The Patient Zero EP - 9/2011 - 5 Track EP, live track rotated every 100 sold

Altercation Records - Blood, Sweat & Punk compilation - 2012 - Track: As Seen Through Younger Eyes

Brain On Tap LP - 7/2012 - 14 track LP

Asbestos Records - Skalapalooza Digital Compilation - 10/2012 - Track: Brain On Tap

CDs for Sandy: Volume 2 - 12/2012 - Track: Sleepy Sunday (New York City)
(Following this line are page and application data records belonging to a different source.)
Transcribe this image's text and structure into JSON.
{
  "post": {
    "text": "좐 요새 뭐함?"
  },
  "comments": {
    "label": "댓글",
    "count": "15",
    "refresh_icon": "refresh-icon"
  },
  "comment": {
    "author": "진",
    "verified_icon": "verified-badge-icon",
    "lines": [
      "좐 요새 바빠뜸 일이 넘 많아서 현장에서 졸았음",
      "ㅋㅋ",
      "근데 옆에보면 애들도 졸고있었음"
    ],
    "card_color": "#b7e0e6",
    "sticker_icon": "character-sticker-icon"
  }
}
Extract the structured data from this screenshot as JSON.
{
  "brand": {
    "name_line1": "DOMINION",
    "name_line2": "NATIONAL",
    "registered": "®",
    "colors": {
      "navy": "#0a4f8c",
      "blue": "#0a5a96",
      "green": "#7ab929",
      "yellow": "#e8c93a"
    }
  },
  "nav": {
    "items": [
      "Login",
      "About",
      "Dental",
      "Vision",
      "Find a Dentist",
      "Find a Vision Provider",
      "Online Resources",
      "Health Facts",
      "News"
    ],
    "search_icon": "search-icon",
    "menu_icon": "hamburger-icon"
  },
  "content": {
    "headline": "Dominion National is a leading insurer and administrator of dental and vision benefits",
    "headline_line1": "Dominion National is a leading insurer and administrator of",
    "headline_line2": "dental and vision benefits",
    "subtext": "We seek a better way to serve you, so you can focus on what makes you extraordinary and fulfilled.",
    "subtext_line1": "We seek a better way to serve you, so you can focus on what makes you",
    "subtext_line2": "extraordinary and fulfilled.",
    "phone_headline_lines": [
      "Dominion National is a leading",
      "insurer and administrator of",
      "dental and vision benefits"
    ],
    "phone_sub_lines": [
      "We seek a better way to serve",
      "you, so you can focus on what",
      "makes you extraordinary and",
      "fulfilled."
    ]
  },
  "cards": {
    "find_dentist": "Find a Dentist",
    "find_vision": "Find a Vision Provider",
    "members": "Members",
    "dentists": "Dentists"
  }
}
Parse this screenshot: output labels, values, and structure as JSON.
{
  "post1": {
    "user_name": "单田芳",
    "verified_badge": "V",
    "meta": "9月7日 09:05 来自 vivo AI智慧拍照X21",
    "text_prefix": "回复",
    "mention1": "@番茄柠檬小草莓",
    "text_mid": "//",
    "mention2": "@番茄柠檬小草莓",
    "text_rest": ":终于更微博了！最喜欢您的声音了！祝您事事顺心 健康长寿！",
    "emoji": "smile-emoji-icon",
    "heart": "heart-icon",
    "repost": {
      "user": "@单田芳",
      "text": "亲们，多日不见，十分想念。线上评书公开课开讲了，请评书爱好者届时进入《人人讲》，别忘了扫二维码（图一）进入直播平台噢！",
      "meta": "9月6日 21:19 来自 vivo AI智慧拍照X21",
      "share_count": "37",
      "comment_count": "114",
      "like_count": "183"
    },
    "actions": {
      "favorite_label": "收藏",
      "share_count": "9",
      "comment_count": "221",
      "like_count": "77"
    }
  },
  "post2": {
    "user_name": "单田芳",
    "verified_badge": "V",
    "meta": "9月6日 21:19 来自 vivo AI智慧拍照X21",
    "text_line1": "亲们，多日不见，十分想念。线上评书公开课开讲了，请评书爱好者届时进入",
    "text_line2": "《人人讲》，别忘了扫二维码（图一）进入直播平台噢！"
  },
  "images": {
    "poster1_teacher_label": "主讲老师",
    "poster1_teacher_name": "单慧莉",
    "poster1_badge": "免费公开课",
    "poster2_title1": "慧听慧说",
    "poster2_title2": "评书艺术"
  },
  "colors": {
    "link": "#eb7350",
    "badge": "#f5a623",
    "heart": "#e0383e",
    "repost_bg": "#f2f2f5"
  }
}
Debuting in December of 2010, The Pandemics set out to leave an indelible mark on New York City and Long Island's Ska scenes. Comprised of ex members of Spider Nick and the Maddogs/The Haberdashers, The Ladrones and more. In just over two short years, The Pandemics have played more than 60 shows, released two records, The Patient Zero EP (9/2/11) and the Brain On Tap LP (7/27/12), launched their first mid west tour and have played all over the north eastern US! Having had the honor of sharing the stage with some of their favorite bands, such as: The Toasters, Hub City Stompers (now Inspecter 7), King Django, The Slackers, Mustard Plug, Tokyo Ska Paradise Orchestra, Fishbone, Flatfoot 56 and many many more!, this party shows know signs of stopping! So if you hear about The Pandemics coming to your town, be sure to head on down to the show and bring your dancing shoes!